Moebius The Cobalt, Vancouver BC, August 22

Moebius The Cobalt, Vancouver BC, August 22
Photo: Alan Ranta
5
The legend of Dieter Moebius precedes him. A member of such groundbreaking and influential Krautrock and kosmische musik projects as Cluster and Harmonia, and collaborator with the likes of Brian Eno, Conny Plank, and Mani Neumeier, he has nothing left to prove.

This show itself was kind of an afterthought. Moebius and his wife were planning to check out the Rocky Mountains in an RV, so he figured he'd booked a show while he was in the area; it was his only performance in North America this summer.

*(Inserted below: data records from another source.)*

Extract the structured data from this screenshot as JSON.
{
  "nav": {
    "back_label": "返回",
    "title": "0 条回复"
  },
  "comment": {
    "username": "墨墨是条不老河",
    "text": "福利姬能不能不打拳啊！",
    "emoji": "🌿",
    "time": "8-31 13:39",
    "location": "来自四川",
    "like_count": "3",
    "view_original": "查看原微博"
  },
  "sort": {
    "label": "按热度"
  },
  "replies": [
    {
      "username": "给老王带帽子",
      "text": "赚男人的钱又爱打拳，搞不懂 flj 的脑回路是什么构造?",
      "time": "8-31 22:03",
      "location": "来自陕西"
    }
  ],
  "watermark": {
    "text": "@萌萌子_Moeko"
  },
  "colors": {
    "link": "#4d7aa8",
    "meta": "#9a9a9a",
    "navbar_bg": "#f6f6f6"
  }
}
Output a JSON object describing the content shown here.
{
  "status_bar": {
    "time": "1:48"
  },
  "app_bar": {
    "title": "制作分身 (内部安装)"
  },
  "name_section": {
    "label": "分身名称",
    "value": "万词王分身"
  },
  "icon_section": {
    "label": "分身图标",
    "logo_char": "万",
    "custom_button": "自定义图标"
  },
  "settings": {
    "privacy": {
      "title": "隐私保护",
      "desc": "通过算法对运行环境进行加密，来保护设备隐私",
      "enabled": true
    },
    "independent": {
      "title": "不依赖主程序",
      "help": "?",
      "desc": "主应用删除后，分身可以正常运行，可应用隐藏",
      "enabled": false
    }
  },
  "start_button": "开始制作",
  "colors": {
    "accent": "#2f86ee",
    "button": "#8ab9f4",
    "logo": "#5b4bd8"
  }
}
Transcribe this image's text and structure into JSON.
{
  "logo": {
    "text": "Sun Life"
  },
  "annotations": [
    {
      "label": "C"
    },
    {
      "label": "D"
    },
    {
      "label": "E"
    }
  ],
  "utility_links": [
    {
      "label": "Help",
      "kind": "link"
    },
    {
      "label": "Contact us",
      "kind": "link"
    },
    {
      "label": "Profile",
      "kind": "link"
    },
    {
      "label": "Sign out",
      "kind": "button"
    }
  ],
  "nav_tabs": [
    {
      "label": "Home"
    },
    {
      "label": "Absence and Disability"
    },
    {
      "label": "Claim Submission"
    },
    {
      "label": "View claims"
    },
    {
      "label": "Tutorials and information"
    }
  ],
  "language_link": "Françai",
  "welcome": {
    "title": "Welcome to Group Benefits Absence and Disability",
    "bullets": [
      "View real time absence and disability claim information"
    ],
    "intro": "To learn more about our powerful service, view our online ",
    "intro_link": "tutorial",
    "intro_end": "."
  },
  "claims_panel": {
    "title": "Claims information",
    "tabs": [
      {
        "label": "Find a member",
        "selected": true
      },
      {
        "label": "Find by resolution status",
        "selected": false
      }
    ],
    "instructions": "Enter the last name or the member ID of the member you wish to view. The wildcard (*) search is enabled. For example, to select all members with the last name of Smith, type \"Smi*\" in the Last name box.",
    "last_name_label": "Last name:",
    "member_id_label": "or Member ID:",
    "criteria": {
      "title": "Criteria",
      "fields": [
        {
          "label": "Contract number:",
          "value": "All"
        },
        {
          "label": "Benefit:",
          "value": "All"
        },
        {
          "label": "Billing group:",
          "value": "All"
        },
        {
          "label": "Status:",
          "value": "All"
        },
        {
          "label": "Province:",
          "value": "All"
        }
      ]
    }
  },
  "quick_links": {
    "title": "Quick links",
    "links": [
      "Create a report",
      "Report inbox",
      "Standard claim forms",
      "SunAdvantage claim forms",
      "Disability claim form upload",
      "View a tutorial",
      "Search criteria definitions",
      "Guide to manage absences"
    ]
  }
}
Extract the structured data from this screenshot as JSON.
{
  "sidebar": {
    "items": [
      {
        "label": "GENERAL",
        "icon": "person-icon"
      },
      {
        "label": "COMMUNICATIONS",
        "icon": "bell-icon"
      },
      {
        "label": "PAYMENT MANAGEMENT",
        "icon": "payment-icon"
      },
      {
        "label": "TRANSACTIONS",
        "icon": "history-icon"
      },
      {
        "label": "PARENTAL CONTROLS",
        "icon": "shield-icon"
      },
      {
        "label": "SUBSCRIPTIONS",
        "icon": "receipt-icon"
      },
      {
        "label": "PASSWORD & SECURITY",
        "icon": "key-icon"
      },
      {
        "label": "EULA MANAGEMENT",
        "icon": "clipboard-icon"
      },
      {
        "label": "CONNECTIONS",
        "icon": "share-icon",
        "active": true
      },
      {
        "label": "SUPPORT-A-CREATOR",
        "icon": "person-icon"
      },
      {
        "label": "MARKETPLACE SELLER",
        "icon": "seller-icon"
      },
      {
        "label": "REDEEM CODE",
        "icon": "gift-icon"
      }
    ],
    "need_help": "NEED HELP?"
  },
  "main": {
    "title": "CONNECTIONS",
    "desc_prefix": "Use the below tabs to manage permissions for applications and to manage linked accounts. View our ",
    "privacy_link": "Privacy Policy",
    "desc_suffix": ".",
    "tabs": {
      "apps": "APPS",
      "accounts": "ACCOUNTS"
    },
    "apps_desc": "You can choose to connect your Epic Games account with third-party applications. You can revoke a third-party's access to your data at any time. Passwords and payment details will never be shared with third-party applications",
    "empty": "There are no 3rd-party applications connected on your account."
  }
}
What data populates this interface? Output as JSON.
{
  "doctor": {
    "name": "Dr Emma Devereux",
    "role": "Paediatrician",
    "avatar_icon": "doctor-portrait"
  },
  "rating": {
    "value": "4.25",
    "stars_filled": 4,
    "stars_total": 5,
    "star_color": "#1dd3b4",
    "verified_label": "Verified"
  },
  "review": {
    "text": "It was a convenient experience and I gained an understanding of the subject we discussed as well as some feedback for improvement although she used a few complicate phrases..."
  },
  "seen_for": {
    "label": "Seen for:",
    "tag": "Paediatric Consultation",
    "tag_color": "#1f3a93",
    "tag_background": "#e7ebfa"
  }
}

Unfortunately, armed only with a Pioneer CDJ, Roland SP-404 sampler, and a Behringer mixer, rather than a series of patch-cabled modular monstrosities with which one would picture him, Moebius's set here wasn't all that mind-blowing. He mostly worked the sampler, dicing up odd sounds to ornament sluggish, industrial beats, which were likely played unaltered from the CDJ. The relentless beats would stay unchanged throughout, becoming more of a texture than the focus, like dance-drone.

It was a little clunky at times, certainly not what one expects after so many contemporary EDM shows, where the emphasis is on crisp beats and smooth transitions. His sampler tweaks would go a little off the rails here and there, and the pieces would end with him either stopping them cold or fading out the beat. Occasionally, certain sample sets would pique interest, particularly in more organic sounding, less bass-heavy sections near the end of his set, but it was hard to tell what exactly he was doing to make it all happen.

However, though the legend is closing in on his 70th birthday, the joy of music was clearly still in him. Moebius perpetually tapped his toe or popped his knee with the beat, working up to a subtle head wiggle when he was feeling it. He would glance up with a gentlemanly smile between songs, nodding graciously to the crowd before taking a swig from a Steam Whistle pilsner. He seemed genuine and humble, and the crowd adored him. He deserved, and received, respect.